The suspect approached the officers and "casually" and "without warning" slashed one of them on the left side of the neck, missing an artery, Shea said during a news conference outside Kings County Hospital Center early on Thursday.

Shea said a uniformed sergeant police officer who were in the vicinity responded to the scene after they heard shots fired. When they arrived, Shea said they found the suspect with a gun in his hand that was believed to belong to an officer.

The suspect was struck multiple times and taken to hospital in a critical condition, Shea said.

NYC
Police gather at the scene where New York City police officers were injured in a confrontation late Wednesday night in Brooklyn on June 3, 2020 in New York City. Spencer Platt/Getty Images

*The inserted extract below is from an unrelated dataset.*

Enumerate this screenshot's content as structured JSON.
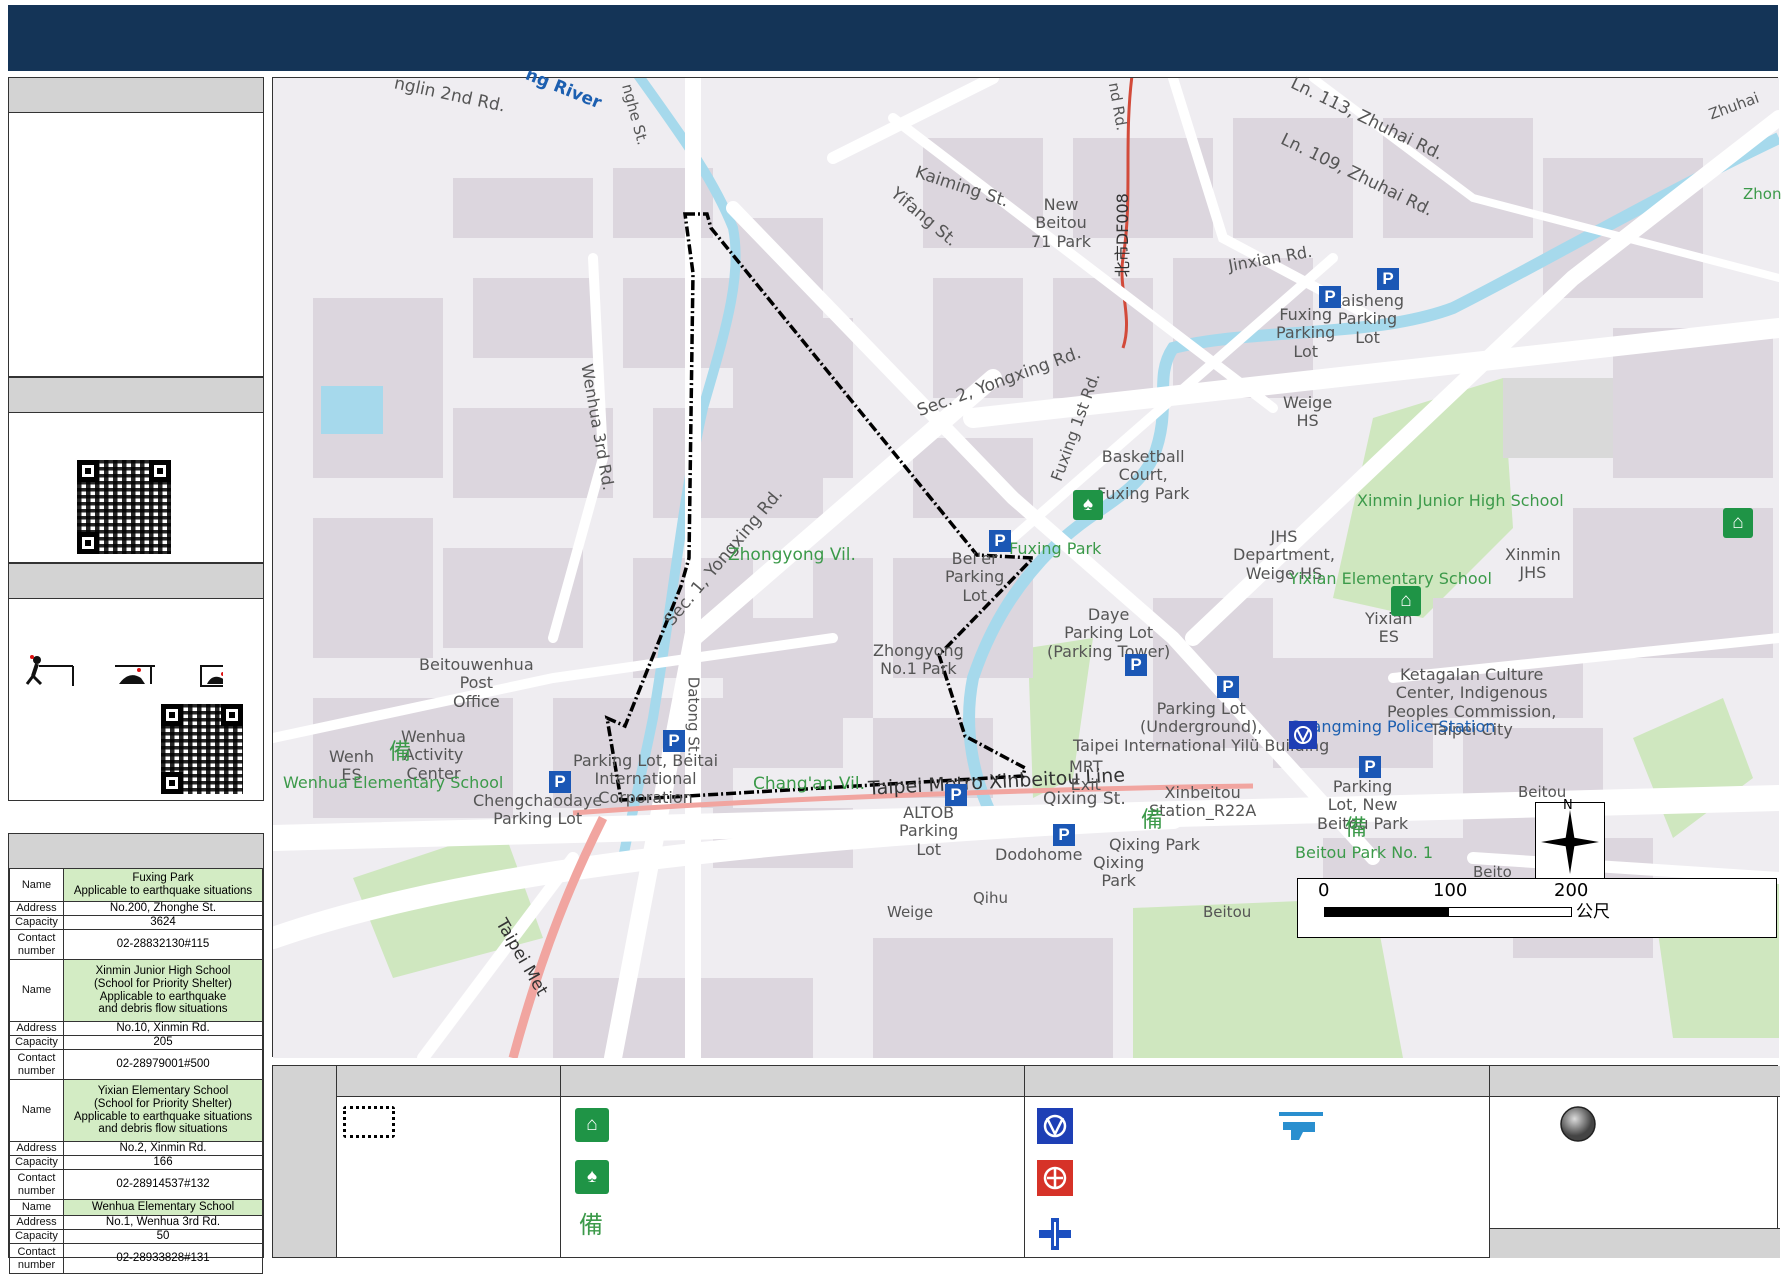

The officer who was stabbed and two other officers who were shot in the hand were all taken to hospital in a stable condition and are expected to recover, Shea added.

He said it wasn't immediately clear how many rounds were fired by police, but 22 shell casings were recovered from the scene as well as a knife.

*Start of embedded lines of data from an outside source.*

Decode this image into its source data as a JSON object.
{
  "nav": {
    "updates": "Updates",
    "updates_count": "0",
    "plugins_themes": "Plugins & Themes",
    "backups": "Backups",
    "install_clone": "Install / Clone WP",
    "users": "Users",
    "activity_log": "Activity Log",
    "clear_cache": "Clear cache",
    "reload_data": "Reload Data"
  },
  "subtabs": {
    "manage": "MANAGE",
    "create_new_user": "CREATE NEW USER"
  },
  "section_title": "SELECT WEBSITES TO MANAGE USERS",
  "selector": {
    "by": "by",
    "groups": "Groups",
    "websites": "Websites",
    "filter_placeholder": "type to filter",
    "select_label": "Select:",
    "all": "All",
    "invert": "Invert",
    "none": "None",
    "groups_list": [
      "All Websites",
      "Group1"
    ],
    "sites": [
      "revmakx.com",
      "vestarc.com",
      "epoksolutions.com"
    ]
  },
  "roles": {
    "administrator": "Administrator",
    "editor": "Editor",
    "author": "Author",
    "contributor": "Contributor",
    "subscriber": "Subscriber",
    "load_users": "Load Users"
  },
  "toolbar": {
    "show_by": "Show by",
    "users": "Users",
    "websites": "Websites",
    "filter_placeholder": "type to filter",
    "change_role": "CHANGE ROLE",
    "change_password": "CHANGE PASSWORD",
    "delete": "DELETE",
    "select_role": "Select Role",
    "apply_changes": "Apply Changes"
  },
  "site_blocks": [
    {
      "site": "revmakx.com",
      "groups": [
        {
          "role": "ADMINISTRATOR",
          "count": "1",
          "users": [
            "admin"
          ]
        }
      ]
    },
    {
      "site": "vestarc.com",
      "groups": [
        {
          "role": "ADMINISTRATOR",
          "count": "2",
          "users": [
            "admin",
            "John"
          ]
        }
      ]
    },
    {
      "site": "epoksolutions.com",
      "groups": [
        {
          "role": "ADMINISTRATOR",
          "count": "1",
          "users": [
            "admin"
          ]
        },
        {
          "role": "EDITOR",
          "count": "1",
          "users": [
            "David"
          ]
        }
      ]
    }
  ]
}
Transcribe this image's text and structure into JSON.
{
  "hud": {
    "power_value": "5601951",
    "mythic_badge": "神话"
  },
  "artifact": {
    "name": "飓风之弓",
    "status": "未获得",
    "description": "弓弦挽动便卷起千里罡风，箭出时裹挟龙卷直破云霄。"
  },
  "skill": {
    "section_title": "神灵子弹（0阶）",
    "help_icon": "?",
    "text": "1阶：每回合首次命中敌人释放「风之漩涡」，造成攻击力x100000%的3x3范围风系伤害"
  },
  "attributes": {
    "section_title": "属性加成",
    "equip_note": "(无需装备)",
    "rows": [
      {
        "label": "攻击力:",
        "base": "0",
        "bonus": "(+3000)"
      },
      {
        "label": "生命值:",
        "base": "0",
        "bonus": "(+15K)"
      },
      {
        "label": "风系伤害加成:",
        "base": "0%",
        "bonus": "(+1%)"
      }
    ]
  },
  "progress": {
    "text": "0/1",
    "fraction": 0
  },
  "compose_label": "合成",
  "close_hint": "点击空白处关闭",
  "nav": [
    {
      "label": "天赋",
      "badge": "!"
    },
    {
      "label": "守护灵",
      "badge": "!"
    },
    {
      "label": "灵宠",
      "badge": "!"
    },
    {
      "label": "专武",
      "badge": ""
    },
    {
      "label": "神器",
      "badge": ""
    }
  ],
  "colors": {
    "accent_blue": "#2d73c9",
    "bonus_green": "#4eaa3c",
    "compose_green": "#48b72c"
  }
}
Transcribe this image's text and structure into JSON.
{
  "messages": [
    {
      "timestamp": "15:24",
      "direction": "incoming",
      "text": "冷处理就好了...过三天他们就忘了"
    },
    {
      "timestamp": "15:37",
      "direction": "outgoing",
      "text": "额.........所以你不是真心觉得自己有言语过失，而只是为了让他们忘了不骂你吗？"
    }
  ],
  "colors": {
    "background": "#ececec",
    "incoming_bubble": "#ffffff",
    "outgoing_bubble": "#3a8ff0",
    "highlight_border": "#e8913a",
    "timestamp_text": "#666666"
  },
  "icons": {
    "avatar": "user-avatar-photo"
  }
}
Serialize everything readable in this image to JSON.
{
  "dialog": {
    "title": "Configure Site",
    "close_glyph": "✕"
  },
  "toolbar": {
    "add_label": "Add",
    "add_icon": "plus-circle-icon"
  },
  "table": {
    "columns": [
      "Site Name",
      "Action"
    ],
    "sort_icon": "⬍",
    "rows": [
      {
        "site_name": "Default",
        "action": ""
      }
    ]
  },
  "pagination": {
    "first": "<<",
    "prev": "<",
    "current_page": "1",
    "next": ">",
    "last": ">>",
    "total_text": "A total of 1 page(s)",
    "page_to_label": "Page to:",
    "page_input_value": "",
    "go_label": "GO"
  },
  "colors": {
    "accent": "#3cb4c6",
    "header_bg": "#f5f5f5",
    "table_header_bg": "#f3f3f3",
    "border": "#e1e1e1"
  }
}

Shea said: "It appears to be a complete cowardly despicable unprovoked attack on a defenseless police officer and thank God we're not planning a funeral right now."

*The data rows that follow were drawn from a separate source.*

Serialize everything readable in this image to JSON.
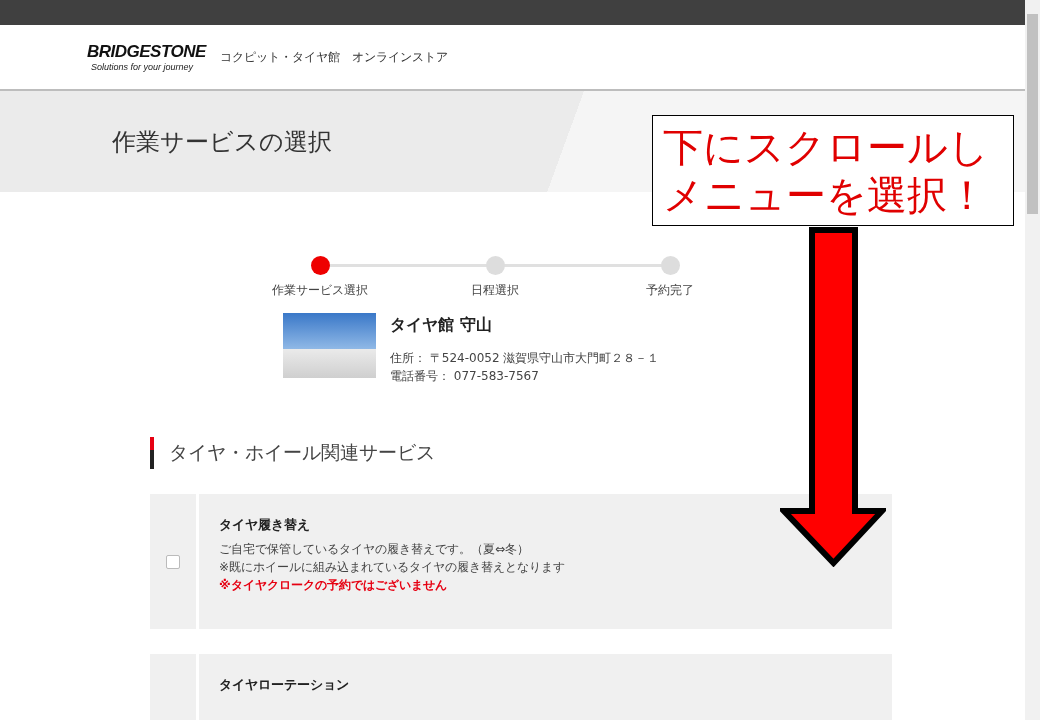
{
  "header": {
    "logo_text": "BRIDGESTONE",
    "logo_tagline": "Solutions for your journey",
    "site_name": "コクピット・タイヤ館　オンラインストア"
  },
  "page_title": "作業サービスの選択",
  "steps": [
    {
      "label": "作業サービス選択",
      "selected": true
    },
    {
      "label": "日程選択",
      "selected": false
    },
    {
      "label": "予約完了",
      "selected": false
    }
  ],
  "store": {
    "name": "タイヤ館 守山",
    "address": "住所： 〒524-0052 滋賀県守山市大門町２８－１",
    "phone": "電話番号： 077-583-7567"
  },
  "section_title": "タイヤ・ホイール関連サービス",
  "services": [
    {
      "title": "タイヤ履き替え",
      "checked": false,
      "lines": [
        {
          "kind": "note",
          "text": "ご自宅で保管しているタイヤの履き替えです。（夏⇔冬）"
        },
        {
          "kind": "note",
          "text": "※既にホイールに組み込まれているタイヤの履き替えとなります"
        },
        {
          "kind": "warning",
          "text": "※タイヤクロークの予約ではございません"
        }
      ]
    },
    {
      "title": "タイヤローテーション"
    }
  ],
  "annotation": {
    "lines": [
      "下にスクロールし",
      "メニューを選択！"
    ]
  }
}
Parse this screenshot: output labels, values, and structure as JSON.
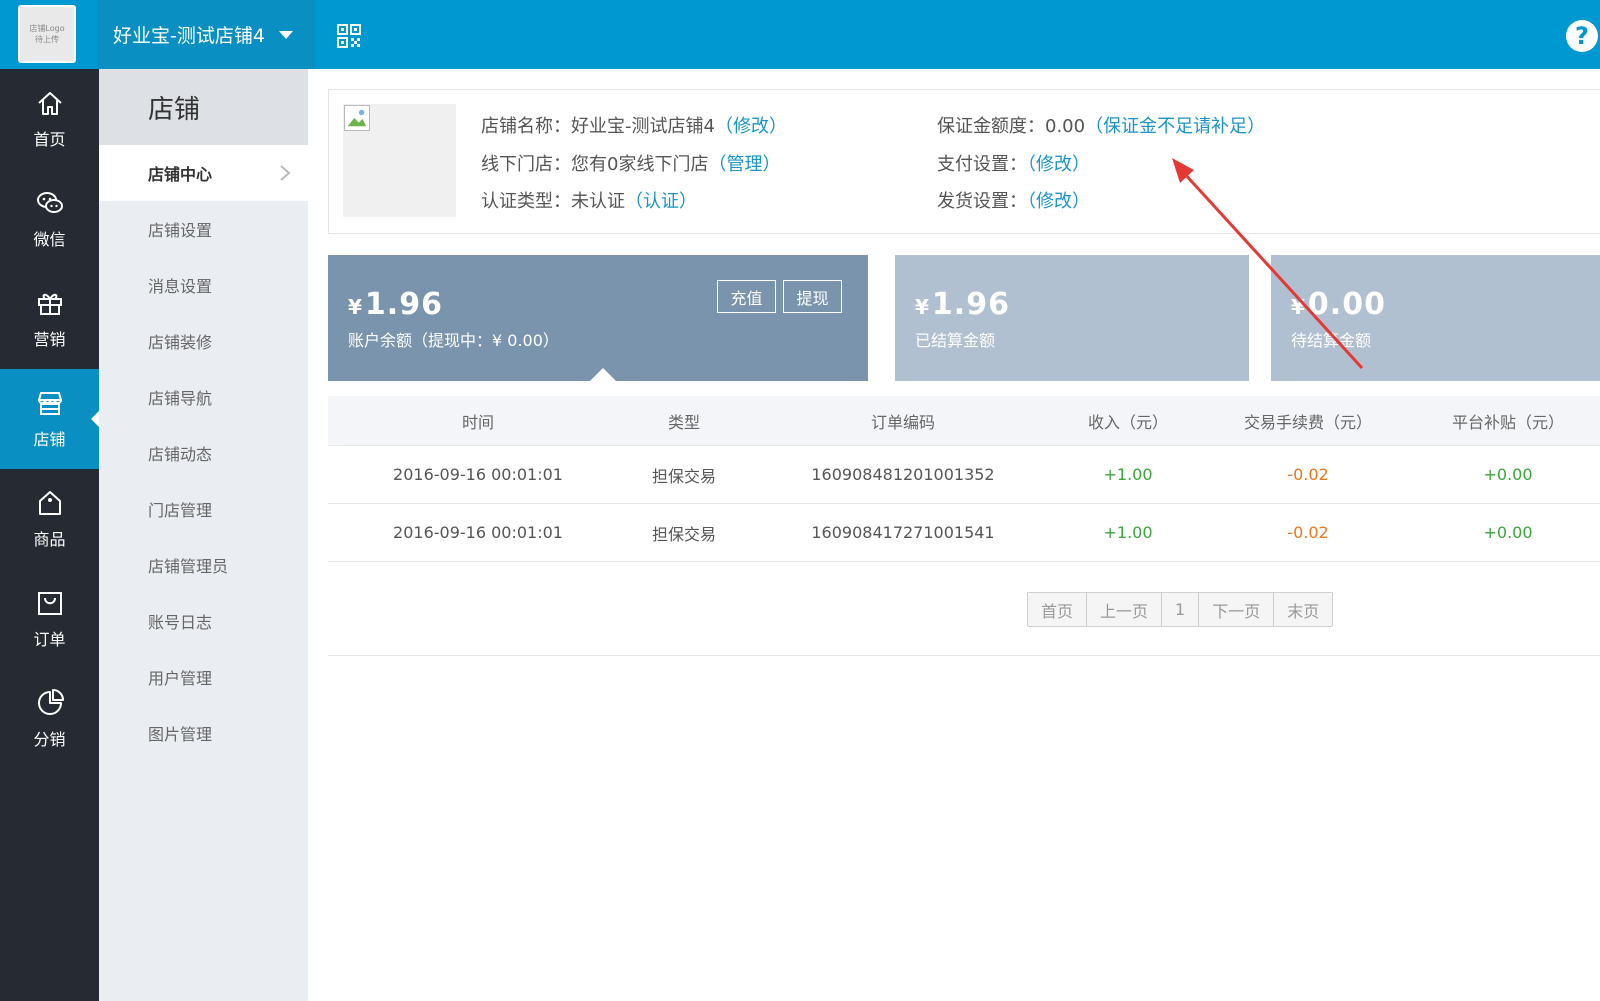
{
  "topbar": {
    "logo_line1": "店铺Logo",
    "logo_line2": "待上传",
    "store_name": "好业宝-测试店铺4",
    "help": "?"
  },
  "leftnav": {
    "items": [
      {
        "label": "首页",
        "icon": "home-icon"
      },
      {
        "label": "微信",
        "icon": "wechat-icon"
      },
      {
        "label": "营销",
        "icon": "gift-icon"
      },
      {
        "label": "店铺",
        "icon": "store-icon"
      },
      {
        "label": "商品",
        "icon": "product-tag-icon"
      },
      {
        "label": "订单",
        "icon": "order-bag-icon"
      },
      {
        "label": "分销",
        "icon": "pie-chart-icon"
      }
    ],
    "active": "店铺"
  },
  "subnav": {
    "title": "店铺",
    "items": [
      "店铺中心",
      "店铺设置",
      "消息设置",
      "店铺装修",
      "店铺导航",
      "店铺动态",
      "门店管理",
      "店铺管理员",
      "账号日志",
      "用户管理",
      "图片管理"
    ]
  },
  "info": {
    "name_label": "店铺名称：",
    "name_value": "好业宝-测试店铺4",
    "name_link": "（修改）",
    "offline_label": "线下门店：",
    "offline_value": "您有0家线下门店",
    "offline_link": "（管理）",
    "cert_label": "认证类型：",
    "cert_value": "未认证",
    "cert_link": "（认证）",
    "deposit_label": "保证金额度：",
    "deposit_value": "0.00",
    "deposit_link": "（保证金不足请补足）",
    "pay_label": "支付设置：",
    "pay_link": "（修改）",
    "ship_label": "发货设置：",
    "ship_link": "（修改）"
  },
  "cards": {
    "balance": {
      "yen": "¥",
      "amount": "1.96",
      "desc": "账户余额（提现中：¥ 0.00）",
      "btn_recharge": "充值",
      "btn_withdraw": "提现"
    },
    "settled": {
      "yen": "¥",
      "amount": "1.96",
      "desc": "已结算金额"
    },
    "pending": {
      "yen": "¥",
      "amount": "0.00",
      "desc": "待结算金额"
    }
  },
  "table": {
    "headers": [
      "时间",
      "类型",
      "订单编码",
      "收入（元）",
      "交易手续费（元）",
      "平台补贴（元）"
    ],
    "rows": [
      {
        "time": "2016-09-16 00:01:01",
        "type": "担保交易",
        "order": "160908481201001352",
        "income": "+1.00",
        "fee": "-0.02",
        "subsidy": "+0.00"
      },
      {
        "time": "2016-09-16 00:01:01",
        "type": "担保交易",
        "order": "160908417271001541",
        "income": "+1.00",
        "fee": "-0.02",
        "subsidy": "+0.00"
      }
    ]
  },
  "pager": {
    "first": "首页",
    "prev": "上一页",
    "page": "1",
    "next": "下一页",
    "last": "末页"
  },
  "colors": {
    "topbar": "#0098d0",
    "nav_dark": "#262b33",
    "link": "#1a95c9",
    "card_main": "#7b94ae",
    "card_light": "#b1c0d0",
    "income": "#3aa53a",
    "fee": "#e8771c",
    "arrow": "#e53935"
  }
}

Shea noted that the incident was one of several attacks on police officers in recent days, including one in which a driver plowed into a police sergeant who was trying to stop looting in the Bronx and a lieutenant who was struck in the helmet by a brick during a brawl with protesters in Manhattan.

"The men and women of this police department should not have to withstand anymore, not one more attack.

"And it's going to take all leaders, elected officials, clergy, as I said many times, community leaders, grassroots people that live and work in these communities. I think we are all fed up with what we're seeing at many levels."

He added: "This violence has to stop and people have to speak and words matter and I shouldn't be at a hospital having the same discussion again."

Mayor Bill de Blasio added that it had been "a tough night" and commended the bravery of New York City's officers.

"Everyone look, this is a moment in our history, we gotta support each other, not matter what else is happening around us, we got to be there for each other," he said. "We got to find a way to move forward, no matter how much is thrown at us, the coronavirus and everything else."

Patrolmen's Benevolent Association President Patrick Lynch blamed Wednesday night's attack on anti-police rhetoric during the protests.

"Are we surprised? Are we surprised we're here in the hospital again. Did we doubt because of the rhetoric we're hearing, the anti-police rhetoric that's storming our streets, are we surprised that we got this call? I'm not. We said it's going to happen," he said.

In a post on Twitter on Wednesday night, Shea said the looting and crime in New York City in recent days had nothing to do with the peaceful protests occurring in the city.

"The widespread criminal activity that we're witnessing at night has nothing to do with the peaceful protests we're standing with during the day," he said. "This senseless looting is organized by bad-actors using a worthy cause as cover."

New York and cities across the U.S. have been rocked by days of protests against police brutality sparked by Floyd's death in Minneapolis on May 25.

The scene of Wednesday night's attack—hours after an 8 p.m. curfew was in effect in a bid to quell violence and looting—is just a block away from where demonstrators and police clashed days ago in an hours-long standoff, the Associated Press reported, which saw a police car burned and protesters beaten with batons.

Earlier this week, De Blasio and Gov. Andrew Cuomo have said the outbreaks of violence had given them no choice to impose a curfew and boost police presence.

Cuomo on Monday said he thought some of the NYPD's responses to protesters had "exacerbated" the situation.

He also said he believed an NYPD officer who was seen driving into a crowd of protesters in Brooklyn during protests over the weekend should be fired.

"There are videos of NYPD cars driving into a crowd that are very disturbing, pulling a mask down off a person to pepper spray them, throwing a woman to the ground. It's on video," Cuomo said.

This article has been updated with additional information.